The records appear below. Copy each one exactly.

(Items from an interface collection)
Content starts

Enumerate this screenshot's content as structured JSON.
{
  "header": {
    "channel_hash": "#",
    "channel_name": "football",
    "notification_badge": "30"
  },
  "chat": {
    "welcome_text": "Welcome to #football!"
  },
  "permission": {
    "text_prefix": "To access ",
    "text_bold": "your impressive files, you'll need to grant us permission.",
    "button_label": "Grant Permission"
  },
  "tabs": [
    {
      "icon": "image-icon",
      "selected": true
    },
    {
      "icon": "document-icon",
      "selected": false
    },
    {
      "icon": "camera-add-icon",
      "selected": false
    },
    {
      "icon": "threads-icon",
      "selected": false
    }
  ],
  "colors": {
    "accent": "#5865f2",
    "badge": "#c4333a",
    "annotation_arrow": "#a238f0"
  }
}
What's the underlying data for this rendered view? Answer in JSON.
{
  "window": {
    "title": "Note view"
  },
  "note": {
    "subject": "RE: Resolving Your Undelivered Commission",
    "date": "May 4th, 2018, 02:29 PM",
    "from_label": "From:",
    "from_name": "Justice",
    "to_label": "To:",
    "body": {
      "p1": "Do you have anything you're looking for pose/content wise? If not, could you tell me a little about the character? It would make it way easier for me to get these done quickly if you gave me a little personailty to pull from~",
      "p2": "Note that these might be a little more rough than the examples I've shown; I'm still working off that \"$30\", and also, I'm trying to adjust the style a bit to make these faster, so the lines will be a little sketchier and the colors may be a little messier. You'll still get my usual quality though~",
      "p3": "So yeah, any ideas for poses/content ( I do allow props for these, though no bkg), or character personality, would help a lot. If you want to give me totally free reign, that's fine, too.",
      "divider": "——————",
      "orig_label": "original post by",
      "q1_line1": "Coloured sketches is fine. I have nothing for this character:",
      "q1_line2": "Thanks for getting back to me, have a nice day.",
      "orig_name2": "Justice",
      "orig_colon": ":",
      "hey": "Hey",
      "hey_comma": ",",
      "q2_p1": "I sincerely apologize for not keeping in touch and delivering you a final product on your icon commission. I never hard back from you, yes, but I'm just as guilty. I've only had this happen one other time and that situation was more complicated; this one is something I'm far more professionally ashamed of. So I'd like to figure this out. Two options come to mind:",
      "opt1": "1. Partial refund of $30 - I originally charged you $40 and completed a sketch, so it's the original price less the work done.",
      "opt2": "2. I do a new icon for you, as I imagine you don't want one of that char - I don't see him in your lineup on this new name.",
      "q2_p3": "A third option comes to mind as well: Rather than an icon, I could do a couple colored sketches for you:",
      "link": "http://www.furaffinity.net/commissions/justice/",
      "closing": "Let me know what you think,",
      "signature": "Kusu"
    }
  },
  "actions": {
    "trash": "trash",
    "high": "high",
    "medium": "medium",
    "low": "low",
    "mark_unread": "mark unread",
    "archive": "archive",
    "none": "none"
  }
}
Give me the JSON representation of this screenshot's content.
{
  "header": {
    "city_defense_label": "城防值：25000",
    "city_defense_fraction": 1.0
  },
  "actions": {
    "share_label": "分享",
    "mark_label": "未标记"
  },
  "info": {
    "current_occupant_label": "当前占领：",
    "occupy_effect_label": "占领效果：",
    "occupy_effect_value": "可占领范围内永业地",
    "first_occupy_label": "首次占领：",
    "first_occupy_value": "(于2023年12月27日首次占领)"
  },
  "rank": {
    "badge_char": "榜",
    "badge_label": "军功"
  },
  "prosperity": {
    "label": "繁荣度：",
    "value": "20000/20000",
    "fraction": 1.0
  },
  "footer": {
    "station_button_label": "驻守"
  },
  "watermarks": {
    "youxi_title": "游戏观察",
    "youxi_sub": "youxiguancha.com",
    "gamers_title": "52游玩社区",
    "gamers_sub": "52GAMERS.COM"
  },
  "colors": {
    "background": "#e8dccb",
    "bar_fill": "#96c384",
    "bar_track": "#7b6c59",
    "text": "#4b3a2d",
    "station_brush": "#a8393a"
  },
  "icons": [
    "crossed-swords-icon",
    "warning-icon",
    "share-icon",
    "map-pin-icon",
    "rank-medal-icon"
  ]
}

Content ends

→ **Final answer**
Enumerate this screenshot's content as structured JSON.
{
  "header": {
    "channel_hash": "#",
    "channel_name": "football",
    "notification_badge": "30"
  },
  "chat": {
    "welcome_text": "Welcome to #football!"
  },
  "permission": {
    "text_prefix": "To access ",
    "text_bold": "your impressive files, you'll need to grant us permission.",
    "button_label": "Grant Permission"
  },
  "tabs": [
    {
      "icon": "image-icon",
      "selected": true
    },
    {
      "icon": "document-icon",
      "selected": false
    },
    {
      "icon": "camera-add-icon",
      "selected": false
    },
    {
      "icon": "threads-icon",
      "selected": false
    }
  ],
  "colors": {
    "accent": "#5865f2",
    "badge": "#c4333a",
    "annotation_arrow": "#a238f0"
  }
}
What's the underlying data for this rendered view? Answer in JSON.
{
  "window": {
    "title": "Note view"
  },
  "note": {
    "subject": "RE: Resolving Your Undelivered Commission",
    "date": "May 4th, 2018, 02:29 PM",
    "from_label": "From:",
    "from_name": "Justice",
    "to_label": "To:",
    "body": {
      "p1": "Do you have anything you're looking for pose/content wise? If not, could you tell me a little about the character? It would make it way easier for me to get these done quickly if you gave me a little personailty to pull from~",
      "p2": "Note that these might be a little more rough than the examples I've shown; I'm still working off that \"$30\", and also, I'm trying to adjust the style a bit to make these faster, so the lines will be a little sketchier and the colors may be a little messier. You'll still get my usual quality though~",
      "p3": "So yeah, any ideas for poses/content ( I do allow props for these, though no bkg), or character personality, would help a lot. If you want to give me totally free reign, that's fine, too.",
      "divider": "——————",
      "orig_label": "original post by",
      "q1_line1": "Coloured sketches is fine. I have nothing for this character:",
      "q1_line2": "Thanks for getting back to me, have a nice day.",
      "orig_name2": "Justice",
      "orig_colon": ":",
      "hey": "Hey",
      "hey_comma": ",",
      "q2_p1": "I sincerely apologize for not keeping in touch and delivering you a final product on your icon commission. I never hard back from you, yes, but I'm just as guilty. I've only had this happen one other time and that situation was more complicated; this one is something I'm far more professionally ashamed of. So I'd like to figure this out. Two options come to mind:",
      "opt1": "1. Partial refund of $30 - I originally charged you $40 and completed a sketch, so it's the original price less the work done.",
      "opt2": "2. I do a new icon for you, as I imagine you don't want one of that char - I don't see him in your lineup on this new name.",
      "q2_p3": "A third option comes to mind as well: Rather than an icon, I could do a couple colored sketches for you:",
      "link": "http://www.furaffinity.net/commissions/justice/",
      "closing": "Let me know what you think,",
      "signature": "Kusu"
    }
  },
  "actions": {
    "trash": "trash",
    "high": "high",
    "medium": "medium",
    "low": "low",
    "mark_unread": "mark unread",
    "archive": "archive",
    "none": "none"
  }
}
Give me the JSON representation of this screenshot's content.
{
  "header": {
    "city_defense_label": "城防值：25000",
    "city_defense_fraction": 1.0
  },
  "actions": {
    "share_label": "分享",
    "mark_label": "未标记"
  },
  "info": {
    "current_occupant_label": "当前占领：",
    "occupy_effect_label": "占领效果：",
    "occupy_effect_value": "可占领范围内永业地",
    "first_occupy_label": "首次占领：",
    "first_occupy_value": "(于2023年12月27日首次占领)"
  },
  "rank": {
    "badge_char": "榜",
    "badge_label": "军功"
  },
  "prosperity": {
    "label": "繁荣度：",
    "value": "20000/20000",
    "fraction": 1.0
  },
  "footer": {
    "station_button_label": "驻守"
  },
  "watermarks": {
    "youxi_title": "游戏观察",
    "youxi_sub": "youxiguancha.com",
    "gamers_title": "52游玩社区",
    "gamers_sub": "52GAMERS.COM"
  },
  "colors": {
    "background": "#e8dccb",
    "bar_fill": "#96c384",
    "bar_track": "#7b6c59",
    "text": "#4b3a2d",
    "station_brush": "#a8393a"
  },
  "icons": [
    "crossed-swords-icon",
    "warning-icon",
    "share-icon",
    "map-pin-icon",
    "rank-medal-icon"
  ]
}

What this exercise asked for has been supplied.